- _Task to complete_
Gather every line below where "true" appears.

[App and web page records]

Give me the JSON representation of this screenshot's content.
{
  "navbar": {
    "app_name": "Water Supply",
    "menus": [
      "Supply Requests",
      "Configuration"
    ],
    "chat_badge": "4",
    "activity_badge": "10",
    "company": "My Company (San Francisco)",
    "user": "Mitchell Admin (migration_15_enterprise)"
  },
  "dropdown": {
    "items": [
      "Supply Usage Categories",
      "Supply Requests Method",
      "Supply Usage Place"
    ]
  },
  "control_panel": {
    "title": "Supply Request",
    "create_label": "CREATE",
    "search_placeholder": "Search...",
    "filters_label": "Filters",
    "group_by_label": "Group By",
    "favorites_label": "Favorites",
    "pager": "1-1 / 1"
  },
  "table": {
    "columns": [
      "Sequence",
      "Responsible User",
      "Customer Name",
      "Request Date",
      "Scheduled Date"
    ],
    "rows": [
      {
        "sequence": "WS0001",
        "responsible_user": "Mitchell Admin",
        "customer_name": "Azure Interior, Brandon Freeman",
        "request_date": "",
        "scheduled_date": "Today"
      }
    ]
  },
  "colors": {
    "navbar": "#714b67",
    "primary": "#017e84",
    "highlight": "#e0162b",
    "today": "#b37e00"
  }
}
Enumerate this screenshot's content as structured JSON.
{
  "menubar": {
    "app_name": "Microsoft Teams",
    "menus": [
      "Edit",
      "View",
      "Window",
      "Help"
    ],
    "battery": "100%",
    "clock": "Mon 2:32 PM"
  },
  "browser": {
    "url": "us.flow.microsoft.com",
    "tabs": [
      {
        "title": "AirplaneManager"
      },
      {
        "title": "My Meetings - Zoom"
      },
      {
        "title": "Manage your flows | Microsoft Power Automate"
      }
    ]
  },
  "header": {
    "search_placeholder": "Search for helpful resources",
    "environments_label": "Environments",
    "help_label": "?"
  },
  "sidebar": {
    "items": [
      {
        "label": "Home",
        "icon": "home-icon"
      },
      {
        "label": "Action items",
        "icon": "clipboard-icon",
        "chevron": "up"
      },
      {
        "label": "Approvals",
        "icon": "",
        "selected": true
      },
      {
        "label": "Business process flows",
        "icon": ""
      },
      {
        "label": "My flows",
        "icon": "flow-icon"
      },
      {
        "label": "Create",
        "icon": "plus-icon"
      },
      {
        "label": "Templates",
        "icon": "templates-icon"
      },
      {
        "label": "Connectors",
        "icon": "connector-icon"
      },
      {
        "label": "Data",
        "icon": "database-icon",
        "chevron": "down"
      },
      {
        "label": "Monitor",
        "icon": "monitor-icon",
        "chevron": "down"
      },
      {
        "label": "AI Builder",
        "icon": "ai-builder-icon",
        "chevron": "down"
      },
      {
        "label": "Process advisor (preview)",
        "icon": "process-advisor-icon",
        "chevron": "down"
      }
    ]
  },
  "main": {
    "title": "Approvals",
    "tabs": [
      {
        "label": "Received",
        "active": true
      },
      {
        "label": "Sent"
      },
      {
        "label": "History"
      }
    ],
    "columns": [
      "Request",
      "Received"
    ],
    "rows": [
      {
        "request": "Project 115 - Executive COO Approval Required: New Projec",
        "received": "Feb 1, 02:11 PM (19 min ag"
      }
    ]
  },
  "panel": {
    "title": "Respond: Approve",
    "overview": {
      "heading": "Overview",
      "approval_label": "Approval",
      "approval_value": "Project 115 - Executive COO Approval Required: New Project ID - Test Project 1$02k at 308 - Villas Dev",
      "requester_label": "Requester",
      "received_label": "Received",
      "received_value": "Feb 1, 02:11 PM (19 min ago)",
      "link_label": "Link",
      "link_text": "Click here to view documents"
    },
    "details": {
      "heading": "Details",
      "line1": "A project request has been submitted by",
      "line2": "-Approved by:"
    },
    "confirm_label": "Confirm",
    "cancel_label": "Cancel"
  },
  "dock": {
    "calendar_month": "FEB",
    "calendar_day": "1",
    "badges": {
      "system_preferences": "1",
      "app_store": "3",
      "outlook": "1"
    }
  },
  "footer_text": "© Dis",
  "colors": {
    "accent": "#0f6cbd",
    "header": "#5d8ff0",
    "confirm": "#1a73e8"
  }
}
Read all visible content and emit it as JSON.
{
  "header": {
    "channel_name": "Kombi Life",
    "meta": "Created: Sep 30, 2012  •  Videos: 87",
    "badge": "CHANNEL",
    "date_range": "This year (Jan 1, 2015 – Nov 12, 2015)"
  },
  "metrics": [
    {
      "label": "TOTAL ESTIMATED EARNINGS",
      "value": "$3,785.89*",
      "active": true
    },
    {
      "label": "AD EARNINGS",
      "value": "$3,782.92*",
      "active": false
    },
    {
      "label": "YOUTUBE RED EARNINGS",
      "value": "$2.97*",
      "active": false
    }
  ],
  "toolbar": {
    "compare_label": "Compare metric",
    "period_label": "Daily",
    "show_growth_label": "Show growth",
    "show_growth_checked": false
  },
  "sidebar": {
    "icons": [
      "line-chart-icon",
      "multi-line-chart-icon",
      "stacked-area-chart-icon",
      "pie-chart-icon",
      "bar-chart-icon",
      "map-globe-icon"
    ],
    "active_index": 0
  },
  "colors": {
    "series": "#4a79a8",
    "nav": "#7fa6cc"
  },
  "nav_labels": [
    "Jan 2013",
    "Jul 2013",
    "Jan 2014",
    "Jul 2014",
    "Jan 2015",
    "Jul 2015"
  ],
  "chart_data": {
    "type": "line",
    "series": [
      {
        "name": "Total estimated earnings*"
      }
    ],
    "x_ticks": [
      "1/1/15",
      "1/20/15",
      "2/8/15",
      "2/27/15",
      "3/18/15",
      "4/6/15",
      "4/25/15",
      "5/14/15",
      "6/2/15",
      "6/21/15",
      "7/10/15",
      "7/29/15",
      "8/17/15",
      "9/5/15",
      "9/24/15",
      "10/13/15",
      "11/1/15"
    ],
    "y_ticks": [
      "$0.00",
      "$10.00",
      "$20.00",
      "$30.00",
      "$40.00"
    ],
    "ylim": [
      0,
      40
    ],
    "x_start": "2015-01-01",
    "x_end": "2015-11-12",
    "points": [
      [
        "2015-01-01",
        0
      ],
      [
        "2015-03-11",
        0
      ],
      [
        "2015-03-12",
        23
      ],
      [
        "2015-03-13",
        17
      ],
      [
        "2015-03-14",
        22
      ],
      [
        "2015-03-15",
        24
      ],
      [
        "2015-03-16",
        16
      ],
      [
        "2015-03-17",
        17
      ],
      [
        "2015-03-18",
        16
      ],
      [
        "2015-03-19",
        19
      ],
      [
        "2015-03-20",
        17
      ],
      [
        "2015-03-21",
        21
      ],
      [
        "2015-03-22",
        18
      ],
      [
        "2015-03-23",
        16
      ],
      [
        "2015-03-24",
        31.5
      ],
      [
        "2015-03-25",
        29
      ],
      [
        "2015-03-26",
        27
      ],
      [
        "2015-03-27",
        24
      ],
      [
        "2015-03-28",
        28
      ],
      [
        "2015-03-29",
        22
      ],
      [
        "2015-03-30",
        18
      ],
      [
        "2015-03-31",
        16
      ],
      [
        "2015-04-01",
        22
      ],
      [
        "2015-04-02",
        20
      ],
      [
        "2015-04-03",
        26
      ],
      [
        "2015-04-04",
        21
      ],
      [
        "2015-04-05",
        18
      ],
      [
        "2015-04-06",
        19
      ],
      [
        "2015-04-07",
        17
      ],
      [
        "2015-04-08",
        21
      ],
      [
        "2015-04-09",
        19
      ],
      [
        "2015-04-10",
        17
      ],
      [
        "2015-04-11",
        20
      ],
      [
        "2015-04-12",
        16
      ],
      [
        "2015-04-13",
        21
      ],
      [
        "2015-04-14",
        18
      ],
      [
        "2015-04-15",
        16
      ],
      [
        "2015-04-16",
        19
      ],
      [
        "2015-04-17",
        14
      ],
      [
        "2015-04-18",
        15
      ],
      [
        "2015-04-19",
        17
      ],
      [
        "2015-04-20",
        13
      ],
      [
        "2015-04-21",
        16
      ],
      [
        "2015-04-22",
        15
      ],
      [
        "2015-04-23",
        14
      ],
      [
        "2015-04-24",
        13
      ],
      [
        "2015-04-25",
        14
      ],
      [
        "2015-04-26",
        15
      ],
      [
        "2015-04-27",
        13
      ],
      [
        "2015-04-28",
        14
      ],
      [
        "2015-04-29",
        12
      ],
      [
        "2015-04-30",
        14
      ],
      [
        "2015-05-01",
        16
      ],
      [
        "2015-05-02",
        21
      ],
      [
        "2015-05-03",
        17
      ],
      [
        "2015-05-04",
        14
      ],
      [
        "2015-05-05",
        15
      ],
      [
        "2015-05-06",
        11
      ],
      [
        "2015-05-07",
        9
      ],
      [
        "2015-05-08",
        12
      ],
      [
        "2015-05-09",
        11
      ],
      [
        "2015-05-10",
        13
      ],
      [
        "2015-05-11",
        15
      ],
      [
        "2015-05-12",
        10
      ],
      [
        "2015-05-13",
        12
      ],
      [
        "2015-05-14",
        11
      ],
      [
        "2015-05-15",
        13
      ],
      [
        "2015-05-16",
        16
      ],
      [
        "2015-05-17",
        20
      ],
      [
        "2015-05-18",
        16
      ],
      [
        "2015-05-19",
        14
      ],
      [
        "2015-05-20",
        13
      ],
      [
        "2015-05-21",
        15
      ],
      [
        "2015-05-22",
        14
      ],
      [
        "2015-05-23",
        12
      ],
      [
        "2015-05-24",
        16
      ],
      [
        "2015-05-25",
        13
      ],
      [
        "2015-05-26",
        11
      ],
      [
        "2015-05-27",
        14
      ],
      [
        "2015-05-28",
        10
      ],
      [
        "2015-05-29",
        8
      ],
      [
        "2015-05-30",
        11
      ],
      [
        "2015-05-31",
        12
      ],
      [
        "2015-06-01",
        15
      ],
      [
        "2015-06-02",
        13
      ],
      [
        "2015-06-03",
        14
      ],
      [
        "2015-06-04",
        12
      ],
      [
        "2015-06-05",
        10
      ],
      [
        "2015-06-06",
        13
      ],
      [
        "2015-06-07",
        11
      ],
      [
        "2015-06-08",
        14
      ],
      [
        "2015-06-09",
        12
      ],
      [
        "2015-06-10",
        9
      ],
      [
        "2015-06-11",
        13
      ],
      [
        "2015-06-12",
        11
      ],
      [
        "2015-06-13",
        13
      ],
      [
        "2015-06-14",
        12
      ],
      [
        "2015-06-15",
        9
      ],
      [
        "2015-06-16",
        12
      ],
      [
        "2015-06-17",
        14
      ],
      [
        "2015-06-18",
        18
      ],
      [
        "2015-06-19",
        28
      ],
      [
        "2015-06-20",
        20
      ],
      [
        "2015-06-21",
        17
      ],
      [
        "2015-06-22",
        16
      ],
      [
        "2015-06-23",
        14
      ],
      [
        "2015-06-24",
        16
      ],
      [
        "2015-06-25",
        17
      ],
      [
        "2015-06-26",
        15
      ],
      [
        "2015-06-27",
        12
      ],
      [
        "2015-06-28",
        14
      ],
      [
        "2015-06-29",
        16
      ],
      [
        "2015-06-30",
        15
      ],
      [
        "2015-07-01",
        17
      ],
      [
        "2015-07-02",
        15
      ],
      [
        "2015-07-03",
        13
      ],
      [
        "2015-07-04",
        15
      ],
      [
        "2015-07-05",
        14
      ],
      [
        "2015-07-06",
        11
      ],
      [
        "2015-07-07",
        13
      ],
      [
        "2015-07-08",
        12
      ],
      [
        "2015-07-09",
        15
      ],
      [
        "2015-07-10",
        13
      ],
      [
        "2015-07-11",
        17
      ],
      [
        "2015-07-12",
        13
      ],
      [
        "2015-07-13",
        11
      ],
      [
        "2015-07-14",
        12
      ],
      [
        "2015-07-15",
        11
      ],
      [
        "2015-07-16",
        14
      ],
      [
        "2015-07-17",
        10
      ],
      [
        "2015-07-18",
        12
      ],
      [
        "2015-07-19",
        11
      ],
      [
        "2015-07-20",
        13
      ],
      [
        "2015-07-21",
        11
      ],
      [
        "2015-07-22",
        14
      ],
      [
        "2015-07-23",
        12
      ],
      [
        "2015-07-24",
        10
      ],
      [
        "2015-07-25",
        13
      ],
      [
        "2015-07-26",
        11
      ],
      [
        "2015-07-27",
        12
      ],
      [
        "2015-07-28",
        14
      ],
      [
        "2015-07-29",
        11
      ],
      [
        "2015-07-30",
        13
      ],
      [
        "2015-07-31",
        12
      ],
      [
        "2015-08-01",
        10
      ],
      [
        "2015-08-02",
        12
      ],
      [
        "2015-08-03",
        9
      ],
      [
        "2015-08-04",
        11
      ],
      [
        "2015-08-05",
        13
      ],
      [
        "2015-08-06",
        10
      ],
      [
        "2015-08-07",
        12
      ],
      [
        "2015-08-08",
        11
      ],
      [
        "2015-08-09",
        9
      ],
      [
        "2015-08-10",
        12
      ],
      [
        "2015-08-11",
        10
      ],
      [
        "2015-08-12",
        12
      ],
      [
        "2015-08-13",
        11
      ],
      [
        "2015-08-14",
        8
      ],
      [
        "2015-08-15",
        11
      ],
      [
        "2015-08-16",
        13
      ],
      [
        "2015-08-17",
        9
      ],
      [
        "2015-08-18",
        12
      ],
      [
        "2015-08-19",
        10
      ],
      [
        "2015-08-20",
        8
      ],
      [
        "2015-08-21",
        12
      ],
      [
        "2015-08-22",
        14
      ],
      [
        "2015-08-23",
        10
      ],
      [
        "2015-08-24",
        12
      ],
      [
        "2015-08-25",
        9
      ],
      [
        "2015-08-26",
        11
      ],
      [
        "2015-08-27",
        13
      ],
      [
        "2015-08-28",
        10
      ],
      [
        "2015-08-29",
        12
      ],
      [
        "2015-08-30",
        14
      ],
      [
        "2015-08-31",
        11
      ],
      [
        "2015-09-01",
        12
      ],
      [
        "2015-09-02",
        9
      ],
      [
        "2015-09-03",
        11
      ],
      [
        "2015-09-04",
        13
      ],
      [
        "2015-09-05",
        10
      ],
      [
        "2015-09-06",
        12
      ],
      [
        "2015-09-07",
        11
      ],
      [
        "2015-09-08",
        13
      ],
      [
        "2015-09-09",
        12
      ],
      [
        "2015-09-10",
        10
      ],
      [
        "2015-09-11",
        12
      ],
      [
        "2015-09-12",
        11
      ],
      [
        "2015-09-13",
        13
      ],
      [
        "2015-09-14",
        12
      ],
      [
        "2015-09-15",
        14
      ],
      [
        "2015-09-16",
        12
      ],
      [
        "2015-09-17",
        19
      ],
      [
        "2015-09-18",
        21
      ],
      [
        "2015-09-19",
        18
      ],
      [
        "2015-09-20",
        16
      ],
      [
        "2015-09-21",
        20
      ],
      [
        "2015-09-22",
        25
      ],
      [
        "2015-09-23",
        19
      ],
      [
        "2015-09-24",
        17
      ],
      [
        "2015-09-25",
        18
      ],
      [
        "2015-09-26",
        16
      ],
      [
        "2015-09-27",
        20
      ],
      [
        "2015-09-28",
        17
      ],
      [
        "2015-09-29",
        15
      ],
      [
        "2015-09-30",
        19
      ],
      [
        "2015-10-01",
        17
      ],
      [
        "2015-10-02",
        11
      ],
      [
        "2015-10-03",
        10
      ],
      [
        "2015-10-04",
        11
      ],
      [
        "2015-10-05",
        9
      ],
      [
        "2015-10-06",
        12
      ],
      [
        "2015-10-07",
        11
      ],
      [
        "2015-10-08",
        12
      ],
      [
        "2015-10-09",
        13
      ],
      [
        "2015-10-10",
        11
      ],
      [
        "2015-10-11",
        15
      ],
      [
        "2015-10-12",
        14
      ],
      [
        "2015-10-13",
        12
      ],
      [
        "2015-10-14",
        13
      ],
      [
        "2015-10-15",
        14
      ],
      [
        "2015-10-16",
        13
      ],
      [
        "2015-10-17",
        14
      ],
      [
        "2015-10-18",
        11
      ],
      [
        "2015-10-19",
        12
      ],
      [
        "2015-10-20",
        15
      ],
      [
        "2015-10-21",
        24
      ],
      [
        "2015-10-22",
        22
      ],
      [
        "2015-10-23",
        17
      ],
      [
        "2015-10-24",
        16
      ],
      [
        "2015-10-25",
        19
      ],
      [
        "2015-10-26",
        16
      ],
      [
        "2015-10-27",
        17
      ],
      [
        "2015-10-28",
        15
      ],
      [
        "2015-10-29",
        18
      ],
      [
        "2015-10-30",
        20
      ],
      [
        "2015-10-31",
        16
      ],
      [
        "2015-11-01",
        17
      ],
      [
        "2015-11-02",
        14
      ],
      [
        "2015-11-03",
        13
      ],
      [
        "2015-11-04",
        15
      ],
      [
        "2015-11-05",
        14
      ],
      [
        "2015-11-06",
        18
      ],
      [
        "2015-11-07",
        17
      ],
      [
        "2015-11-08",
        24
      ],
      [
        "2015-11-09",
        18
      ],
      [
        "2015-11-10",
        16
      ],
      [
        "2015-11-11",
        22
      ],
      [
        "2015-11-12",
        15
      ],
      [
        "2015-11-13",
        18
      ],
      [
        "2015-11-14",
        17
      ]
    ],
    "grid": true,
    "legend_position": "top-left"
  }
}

- _Solution to this task_
        "selected": true
        "active": true
      "active": true
    "grid": true,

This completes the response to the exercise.